The border kills

In 2015, France unilaterally suspended the application of the Schengen Border Code, first for the formal reason of COP21, then for anti-terrorism reasons (following the Bataclan). Since 2020, the coronavirus is the latest argument to reinforce the myth of a border that is impervious to all the world’s ills. But in reality, the inhabitants of the territory know very well that the device targets much more than terrorism or Covid. In practice, it targets exiles arriving from Italy. This is what forces them to find other, more dangerous or costly routes, and what explains the proliferation of smugglers at the French-Italian border. Although the Schengen Borders Code allows Member States to reintroduce systematic controls at their internal borders, this measure may not exceed a period of 2 years according to the same code. France has maintained these controls from 2015 to the present. The operation that led to the death of a migrant is therefore illegal under European law, as the Court of Justice of the European Union (CJEU) recalled on 26 April.

Given that it has been going on for five years, it is not surprising that this type of control, which is illegal under European law, remains unquestioned in public opinion. Similarly, it is not surprising that the degree of violence shown by the PAF was not measured against the initial offence of which they were warned from the start by their Italian counterparts: aiding illegal entry and residence. The police therefore used firearms on at least four occasions for what was, after all, a “banal” offence.

Is it any wonder that such violence at our border does not shock anyone? This is not the first time that an exile has died from police bullets at this border. In 1995, Todor, a Bosnian child, was killed, again in Sospel and in similar conditions. At the time, it caused a great stir. If this is the second time that an exile has died directly from police bullets, no less than 47 people have died trying to cross the French-Italian border since 2015. So yes, it seems that what was shocking yesterday has become commonplace.

The police kill

This tragedy is yet another reminder that the police kill, and that they kill with impunity. The parallels with the succession of recent cases involving the use of firearms in the face of refusal to comply are obvious. One thinks of the Pont neuf affair, the murder of Souheil last August in the 3rd arrondissement of Marseille, the recent murder of Raiana, or what happened again in the same district of the 18th arrondissement of Paris on 17 June.
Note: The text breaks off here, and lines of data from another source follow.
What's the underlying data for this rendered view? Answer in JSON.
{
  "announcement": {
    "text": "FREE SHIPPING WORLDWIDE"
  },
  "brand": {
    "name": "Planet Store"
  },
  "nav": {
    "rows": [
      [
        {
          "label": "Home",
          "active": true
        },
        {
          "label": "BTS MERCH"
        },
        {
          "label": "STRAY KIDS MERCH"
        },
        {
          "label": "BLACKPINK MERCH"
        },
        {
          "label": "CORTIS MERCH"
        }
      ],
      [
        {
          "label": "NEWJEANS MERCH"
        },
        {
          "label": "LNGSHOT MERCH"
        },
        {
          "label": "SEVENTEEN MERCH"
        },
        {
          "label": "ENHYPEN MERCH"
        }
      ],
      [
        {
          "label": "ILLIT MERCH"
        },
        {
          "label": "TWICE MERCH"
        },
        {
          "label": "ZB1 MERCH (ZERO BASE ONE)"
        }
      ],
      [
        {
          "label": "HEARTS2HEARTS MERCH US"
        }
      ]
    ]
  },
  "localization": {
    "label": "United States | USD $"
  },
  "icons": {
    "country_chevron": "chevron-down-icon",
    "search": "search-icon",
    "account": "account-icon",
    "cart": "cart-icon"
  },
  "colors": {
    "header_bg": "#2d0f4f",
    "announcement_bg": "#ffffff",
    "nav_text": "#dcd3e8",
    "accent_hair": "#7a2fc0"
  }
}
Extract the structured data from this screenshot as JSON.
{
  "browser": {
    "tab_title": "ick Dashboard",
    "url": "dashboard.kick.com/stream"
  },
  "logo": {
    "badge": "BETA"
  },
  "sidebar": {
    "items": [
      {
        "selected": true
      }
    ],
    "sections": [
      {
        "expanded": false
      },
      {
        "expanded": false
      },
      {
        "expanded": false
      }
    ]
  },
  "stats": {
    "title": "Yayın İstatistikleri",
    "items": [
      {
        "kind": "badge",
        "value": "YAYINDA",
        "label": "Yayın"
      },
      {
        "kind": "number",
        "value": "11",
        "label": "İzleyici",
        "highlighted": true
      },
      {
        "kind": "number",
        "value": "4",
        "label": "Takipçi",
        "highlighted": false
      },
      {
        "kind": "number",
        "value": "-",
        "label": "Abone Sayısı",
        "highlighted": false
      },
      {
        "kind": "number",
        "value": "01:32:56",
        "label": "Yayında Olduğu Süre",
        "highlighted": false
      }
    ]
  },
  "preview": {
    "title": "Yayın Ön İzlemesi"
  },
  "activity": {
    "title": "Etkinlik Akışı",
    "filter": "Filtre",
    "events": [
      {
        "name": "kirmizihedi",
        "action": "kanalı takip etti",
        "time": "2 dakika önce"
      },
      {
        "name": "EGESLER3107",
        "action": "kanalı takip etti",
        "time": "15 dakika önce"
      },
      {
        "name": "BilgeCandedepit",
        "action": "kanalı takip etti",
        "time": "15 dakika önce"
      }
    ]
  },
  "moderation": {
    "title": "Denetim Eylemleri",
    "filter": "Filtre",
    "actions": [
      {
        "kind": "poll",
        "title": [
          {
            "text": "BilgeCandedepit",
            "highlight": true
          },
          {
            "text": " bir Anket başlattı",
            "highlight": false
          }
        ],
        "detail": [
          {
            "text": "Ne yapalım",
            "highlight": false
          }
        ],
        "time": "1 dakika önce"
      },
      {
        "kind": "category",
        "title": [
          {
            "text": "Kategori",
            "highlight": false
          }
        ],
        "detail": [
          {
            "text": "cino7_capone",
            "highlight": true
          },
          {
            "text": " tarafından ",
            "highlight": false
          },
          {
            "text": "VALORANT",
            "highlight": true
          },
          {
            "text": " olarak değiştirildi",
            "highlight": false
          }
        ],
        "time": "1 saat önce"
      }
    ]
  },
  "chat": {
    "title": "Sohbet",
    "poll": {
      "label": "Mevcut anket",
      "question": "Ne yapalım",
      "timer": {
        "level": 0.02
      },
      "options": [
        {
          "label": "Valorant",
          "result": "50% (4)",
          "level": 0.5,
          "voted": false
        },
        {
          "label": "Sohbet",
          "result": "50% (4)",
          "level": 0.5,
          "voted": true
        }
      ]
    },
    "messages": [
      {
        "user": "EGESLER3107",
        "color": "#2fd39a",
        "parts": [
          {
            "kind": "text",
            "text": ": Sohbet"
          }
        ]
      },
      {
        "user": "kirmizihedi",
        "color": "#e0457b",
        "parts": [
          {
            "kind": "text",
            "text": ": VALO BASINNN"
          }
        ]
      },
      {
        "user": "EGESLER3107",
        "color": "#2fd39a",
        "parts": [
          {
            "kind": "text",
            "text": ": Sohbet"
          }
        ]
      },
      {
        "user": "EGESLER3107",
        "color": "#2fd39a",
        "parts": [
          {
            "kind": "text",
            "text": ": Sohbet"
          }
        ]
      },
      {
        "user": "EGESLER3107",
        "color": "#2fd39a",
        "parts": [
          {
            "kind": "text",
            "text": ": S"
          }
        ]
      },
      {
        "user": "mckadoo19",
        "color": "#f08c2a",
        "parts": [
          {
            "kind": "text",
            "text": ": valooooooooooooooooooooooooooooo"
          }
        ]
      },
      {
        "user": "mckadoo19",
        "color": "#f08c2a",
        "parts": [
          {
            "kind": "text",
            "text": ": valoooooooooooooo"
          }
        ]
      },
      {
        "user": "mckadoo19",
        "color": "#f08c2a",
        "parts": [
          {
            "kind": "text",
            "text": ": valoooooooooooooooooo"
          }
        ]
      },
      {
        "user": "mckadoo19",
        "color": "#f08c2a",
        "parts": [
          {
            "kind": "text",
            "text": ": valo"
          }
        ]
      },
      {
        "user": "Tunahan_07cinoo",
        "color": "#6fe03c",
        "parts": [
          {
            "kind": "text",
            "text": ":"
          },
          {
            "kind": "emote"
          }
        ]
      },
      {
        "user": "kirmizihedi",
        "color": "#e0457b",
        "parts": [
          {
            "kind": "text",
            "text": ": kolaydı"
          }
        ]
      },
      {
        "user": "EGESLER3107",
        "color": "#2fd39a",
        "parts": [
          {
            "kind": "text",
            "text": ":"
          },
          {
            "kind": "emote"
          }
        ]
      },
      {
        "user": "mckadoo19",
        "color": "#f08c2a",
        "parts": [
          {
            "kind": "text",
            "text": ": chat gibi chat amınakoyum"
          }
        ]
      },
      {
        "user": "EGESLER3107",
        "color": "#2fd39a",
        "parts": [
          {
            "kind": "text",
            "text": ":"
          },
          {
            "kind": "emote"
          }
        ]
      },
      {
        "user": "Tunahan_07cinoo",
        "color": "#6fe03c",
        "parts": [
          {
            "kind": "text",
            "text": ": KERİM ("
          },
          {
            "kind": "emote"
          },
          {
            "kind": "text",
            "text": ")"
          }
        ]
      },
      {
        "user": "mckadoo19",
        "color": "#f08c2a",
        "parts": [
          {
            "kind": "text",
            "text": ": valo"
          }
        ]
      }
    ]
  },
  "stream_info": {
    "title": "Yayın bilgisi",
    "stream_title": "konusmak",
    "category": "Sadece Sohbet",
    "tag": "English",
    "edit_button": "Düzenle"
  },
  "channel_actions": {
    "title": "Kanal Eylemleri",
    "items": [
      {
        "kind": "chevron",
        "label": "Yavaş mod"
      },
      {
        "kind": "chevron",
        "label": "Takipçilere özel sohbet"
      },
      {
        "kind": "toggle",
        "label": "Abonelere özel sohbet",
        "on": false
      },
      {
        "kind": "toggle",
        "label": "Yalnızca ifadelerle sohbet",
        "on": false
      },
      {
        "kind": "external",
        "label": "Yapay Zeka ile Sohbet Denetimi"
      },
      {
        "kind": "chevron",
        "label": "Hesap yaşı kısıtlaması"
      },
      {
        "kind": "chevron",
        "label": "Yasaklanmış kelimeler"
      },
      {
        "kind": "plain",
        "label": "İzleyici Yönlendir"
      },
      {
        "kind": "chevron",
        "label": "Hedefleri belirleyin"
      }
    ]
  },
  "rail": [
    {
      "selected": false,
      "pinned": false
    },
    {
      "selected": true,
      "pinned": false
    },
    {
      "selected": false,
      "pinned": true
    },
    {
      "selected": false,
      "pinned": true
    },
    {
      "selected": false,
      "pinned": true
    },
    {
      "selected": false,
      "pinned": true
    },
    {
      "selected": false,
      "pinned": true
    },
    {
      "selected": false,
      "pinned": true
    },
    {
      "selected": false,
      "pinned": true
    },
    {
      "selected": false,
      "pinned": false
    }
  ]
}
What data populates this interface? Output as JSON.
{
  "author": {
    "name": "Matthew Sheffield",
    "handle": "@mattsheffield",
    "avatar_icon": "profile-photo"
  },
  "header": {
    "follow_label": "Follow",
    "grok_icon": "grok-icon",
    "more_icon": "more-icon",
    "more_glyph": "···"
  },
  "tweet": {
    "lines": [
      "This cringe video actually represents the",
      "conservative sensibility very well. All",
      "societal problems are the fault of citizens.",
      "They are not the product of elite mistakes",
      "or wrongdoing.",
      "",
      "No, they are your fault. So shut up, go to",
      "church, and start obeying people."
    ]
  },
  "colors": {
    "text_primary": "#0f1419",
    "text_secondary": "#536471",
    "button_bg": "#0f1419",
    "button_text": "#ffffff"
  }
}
In all these cases, a driver’s refusal to comply seems to have been sufficient to justify, in the eyes of the shooters, the justice system, the press and part of public opinion, the “proportionate” use of force: an uninterrupted volley of live ammunition. In all these cases, it is therefore not clear how the drivers could have both ‘rammed the police vehicle’ and ‘fled’. Either the police vehicle should have been hit, or in the case of flight, self-defence is not justified. In other words, the police officers’ testimony contradicts itself. In all these cases, it is difficult to understand, given that the driver was trying to circumvent the control, his interest in pointing his steering wheel at the police. On the other hand, one can well imagine the interest of the police in establishing such a version, so as to be able to plead self-defence.

To come back to what happened in the Alpes Maritimes, the press release of the Prosecutor tells us that two investigations have been opened. One against the drivers/passers-by, for aiding illegal entry and residence, refusal to obey “aggravated by endangering others”, and attempted homicide on PDAP. The other, with the IGPN, against the murderous cops, for “deliberate violence with a weapon by a person holding public authority followed by an incapacity of more than 8 days”. We are talking here about a man, a simple passenger, who died of a head wound as a result of a police shooting. And the Prosecutor speaks of an ITT of 8 days. Attempted voluntary manslaughter for a man who in all likelihood tried to get around (and not run over) a police roadblock, voluntary violence resulting in 8 days’ ITT for the man who struck the fatal blow and who was released free after a few hours in police custody. Double standards.

The four people arrested were released following a hearing on Monday 21 June before the Court of Appeal in Aix.